A timber slide is a water-filled chute or runway built to carry “cribs” of timber around rapids and waterfalls. (See also Raft). Similar devices for individual pieces of wood were called “flumes.” Timber slides contributed to the growth of the timber industry in the 19th century (see Timber Trade Industry).
Ruggles Wright, the son of Philemon Wright, is credited with building the first Canadian slide in Hull in 1829. Made of wood and designed to spread the river’s fall over a km or more, slides quickened the timber drive, lessened chances of a jam and reduced damage. (See also Timber Trade Industry). Most common in the Ottawa River valley, slides were originally private toll-levying facilities. By 1846, public slides were operating as far up the Ottawa as Lac Coulonge. By 1870, the Canadian government maintained many public slides (which also collected tolls) to facilitate the timber trade in the Ottawa River valley.

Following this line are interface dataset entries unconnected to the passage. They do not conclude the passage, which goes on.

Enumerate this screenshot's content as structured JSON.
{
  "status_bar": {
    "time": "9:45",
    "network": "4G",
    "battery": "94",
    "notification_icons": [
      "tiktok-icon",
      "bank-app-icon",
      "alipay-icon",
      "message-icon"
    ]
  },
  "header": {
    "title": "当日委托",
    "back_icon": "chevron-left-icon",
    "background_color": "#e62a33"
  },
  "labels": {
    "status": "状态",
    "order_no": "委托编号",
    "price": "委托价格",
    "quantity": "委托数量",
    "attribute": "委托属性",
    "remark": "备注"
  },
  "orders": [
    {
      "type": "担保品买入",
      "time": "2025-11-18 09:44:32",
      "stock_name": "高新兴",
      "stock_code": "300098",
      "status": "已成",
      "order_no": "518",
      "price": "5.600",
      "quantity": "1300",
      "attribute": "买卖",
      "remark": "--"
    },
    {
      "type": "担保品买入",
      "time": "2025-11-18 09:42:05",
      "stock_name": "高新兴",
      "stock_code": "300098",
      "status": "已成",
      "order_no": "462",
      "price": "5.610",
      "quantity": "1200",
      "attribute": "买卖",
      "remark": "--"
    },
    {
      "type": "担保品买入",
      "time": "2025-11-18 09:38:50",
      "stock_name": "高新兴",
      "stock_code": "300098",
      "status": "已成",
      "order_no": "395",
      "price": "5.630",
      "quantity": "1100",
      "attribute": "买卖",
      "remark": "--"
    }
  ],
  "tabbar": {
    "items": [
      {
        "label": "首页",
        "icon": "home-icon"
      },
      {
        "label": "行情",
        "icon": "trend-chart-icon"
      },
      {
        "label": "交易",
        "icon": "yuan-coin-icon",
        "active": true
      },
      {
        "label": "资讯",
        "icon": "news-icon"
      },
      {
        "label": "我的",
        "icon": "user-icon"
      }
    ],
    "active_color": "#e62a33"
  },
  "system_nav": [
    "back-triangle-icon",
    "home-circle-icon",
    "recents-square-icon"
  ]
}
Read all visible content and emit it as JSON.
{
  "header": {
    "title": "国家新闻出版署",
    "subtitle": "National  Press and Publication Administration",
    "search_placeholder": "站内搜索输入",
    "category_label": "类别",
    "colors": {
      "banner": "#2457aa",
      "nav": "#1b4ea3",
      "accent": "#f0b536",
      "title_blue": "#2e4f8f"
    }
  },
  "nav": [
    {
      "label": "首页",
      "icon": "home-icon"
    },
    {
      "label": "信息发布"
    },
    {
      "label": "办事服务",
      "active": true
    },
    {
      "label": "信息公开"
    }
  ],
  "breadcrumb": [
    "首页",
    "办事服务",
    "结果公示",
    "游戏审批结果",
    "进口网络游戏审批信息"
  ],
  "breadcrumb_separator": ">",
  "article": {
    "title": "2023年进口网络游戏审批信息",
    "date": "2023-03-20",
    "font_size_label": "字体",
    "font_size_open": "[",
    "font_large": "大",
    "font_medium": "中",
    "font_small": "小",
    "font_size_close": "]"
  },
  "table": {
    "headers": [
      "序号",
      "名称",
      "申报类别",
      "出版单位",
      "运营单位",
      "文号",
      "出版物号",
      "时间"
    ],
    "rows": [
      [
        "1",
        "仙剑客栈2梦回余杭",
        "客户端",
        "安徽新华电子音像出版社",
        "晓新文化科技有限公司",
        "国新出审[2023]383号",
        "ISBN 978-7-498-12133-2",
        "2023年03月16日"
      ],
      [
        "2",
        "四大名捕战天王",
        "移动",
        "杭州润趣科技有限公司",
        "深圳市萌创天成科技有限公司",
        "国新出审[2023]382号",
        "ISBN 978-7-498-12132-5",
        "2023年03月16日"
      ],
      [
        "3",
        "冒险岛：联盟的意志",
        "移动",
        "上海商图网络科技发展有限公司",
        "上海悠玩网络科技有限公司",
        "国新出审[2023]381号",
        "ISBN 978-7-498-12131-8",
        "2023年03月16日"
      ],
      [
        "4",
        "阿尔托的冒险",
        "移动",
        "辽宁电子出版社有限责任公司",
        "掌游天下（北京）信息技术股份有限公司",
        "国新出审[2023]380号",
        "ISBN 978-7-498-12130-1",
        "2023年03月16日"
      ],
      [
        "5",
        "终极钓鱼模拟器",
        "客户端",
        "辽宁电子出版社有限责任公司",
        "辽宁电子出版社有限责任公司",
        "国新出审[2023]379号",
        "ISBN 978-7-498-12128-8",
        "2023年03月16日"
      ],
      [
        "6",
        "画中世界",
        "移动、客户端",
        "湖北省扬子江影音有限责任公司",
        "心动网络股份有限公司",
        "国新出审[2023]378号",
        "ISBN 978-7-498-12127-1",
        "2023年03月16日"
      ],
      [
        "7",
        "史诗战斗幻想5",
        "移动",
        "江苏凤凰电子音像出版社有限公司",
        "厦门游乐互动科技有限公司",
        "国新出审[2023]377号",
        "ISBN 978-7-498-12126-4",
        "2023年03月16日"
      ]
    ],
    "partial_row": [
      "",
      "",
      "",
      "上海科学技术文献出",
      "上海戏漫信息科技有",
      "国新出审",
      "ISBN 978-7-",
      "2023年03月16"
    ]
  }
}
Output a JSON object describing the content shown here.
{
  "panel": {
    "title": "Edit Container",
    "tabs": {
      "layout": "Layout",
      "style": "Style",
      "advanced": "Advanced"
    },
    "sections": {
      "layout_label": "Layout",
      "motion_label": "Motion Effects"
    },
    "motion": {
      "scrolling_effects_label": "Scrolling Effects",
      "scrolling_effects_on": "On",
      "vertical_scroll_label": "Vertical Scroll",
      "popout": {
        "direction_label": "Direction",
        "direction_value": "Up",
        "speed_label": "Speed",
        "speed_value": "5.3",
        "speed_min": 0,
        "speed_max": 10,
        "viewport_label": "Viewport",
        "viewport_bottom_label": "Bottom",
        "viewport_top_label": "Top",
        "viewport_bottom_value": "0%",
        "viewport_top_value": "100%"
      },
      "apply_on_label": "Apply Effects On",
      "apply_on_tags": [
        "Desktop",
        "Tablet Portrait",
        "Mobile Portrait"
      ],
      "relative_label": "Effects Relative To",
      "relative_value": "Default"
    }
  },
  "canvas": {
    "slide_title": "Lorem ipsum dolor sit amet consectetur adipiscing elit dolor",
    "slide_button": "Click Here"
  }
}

In 1860, the Prince of Wales (the future King Edward VII) rode down a timber slide on the Ottawa River during his visit to British North America. Similarly, during their 1901 royal tour, the Duke and Duchess of Cornwall and York (the future King George V and future Queen Mary) rode a crib down a timber slide. (See also Royal Tours of Canada.)
For its capacity to transport timber and enhance the Canadian timber trade industry, the Hull Timber Slide was designated a National Historic Event by the Government of Canada in 1976.